You can then select (click on) each item in turn from the CHS QuickPaste list and invoke Selectosurf in the usual way, for that item. This works because selecting the item from the QuickPaste list pushes it into the Clipboard as "the last copied item". Before you do that though, if the item is a larger lump of text containing some text that would be irrelevant for a required search, then you can quickly edit it in CHS to reduce it to just that specific text string that you want to search for, and that goes into the QuickPaste list.With a clipboard manager such as (say) CHS, this can be very handy/speedy when gathering reference strings, as it puts them into the "latest captures" list - the QuickPaste list. If you select a string, using the mouse, and then invoke Selectosurf, the selected item goes into the Clipboard (and thus the CHS QuickPaste list) before Selectosurf saves the Clipboard state and makes its own copy of the selected item (which copy is later expunged when the script exits).
The degree of control possible over CHS puts the user in full control of using things like the QuickPaste list and even the content and order/sequence of items on it, making it an ideal tool for this sort of repetitive collection-and-research process.
I mention these points/features/possibilities because you describe your nice and short script as being derived from ("Riding on") the Selectosurf
script, and your script uses the AHK InputBox
, and is browser-specific.
could be an area for potential process improvement, by eliminating it altogether when/if it is redundant.
It thus occurred to me that you might be unaware of the above Selectosurf
points/features/possibilities.
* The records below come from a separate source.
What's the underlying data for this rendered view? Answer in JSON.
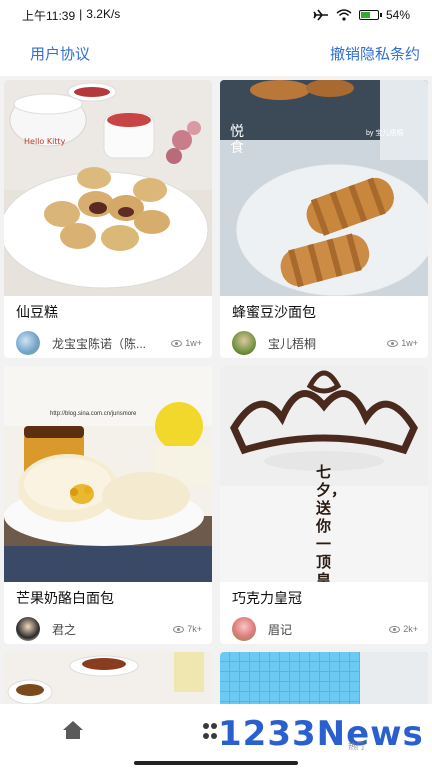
{
  "status_bar": {
    "time": "上午11:39",
    "separator": "|",
    "speed": "3.2K/s",
    "battery": "54%",
    "battery_level": 0.54
  },
  "top_nav": {
    "user_agreement": "用户协议",
    "revoke_privacy": "撤销隐私条约"
  },
  "cards": [
    {
      "title": "仙豆糕",
      "author": "龙宝宝陈诺（陈...",
      "views": "1w+"
    },
    {
      "title": "蜂蜜豆沙面包",
      "author": "宝儿梧桐",
      "views": "1w+"
    },
    {
      "title": "芒果奶酪白面包",
      "author": "君之",
      "views": "7k+"
    },
    {
      "title": "巧克力皇冠",
      "author": "眉记",
      "views": "2k+"
    }
  ],
  "image_text": {
    "photo2_logo": "悦食",
    "photo2_tag": "by 宝儿梧桐",
    "photo3_url": "http://blog.sina.com.cn/junsmore",
    "photo4_caption": "七夕，送你一顶皇冠"
  },
  "bottom_nav": {
    "watermark": "1233News",
    "watermark_sub": "热门"
  },
  "colors": {
    "accent": "#2f6fd6",
    "watermark": "#2a5fd0"
  }
}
I imagined you manually typing
each search string (text item) into the InputBox
, and wondered how many times that might be repeated with different/new strings and how many hours that might consume over a researcher's lifetime, when one could perhaps easily automate the data capture aspect to a major extent, thus avoiding most/all of the manual input, and leaving you at liberty to use the freed up cognitive surplus for something more interesting/enjoyable.
So, just some thoughts. Hope they are not too jumbled.
I abhor using manual processes where automation can be more usefully applied, and I am often appalled when I come across some unnecessary and repetitive tedium that we have unwittingly imposed upon ourselves or others.
All kudos to @mouser
and his Selectosurf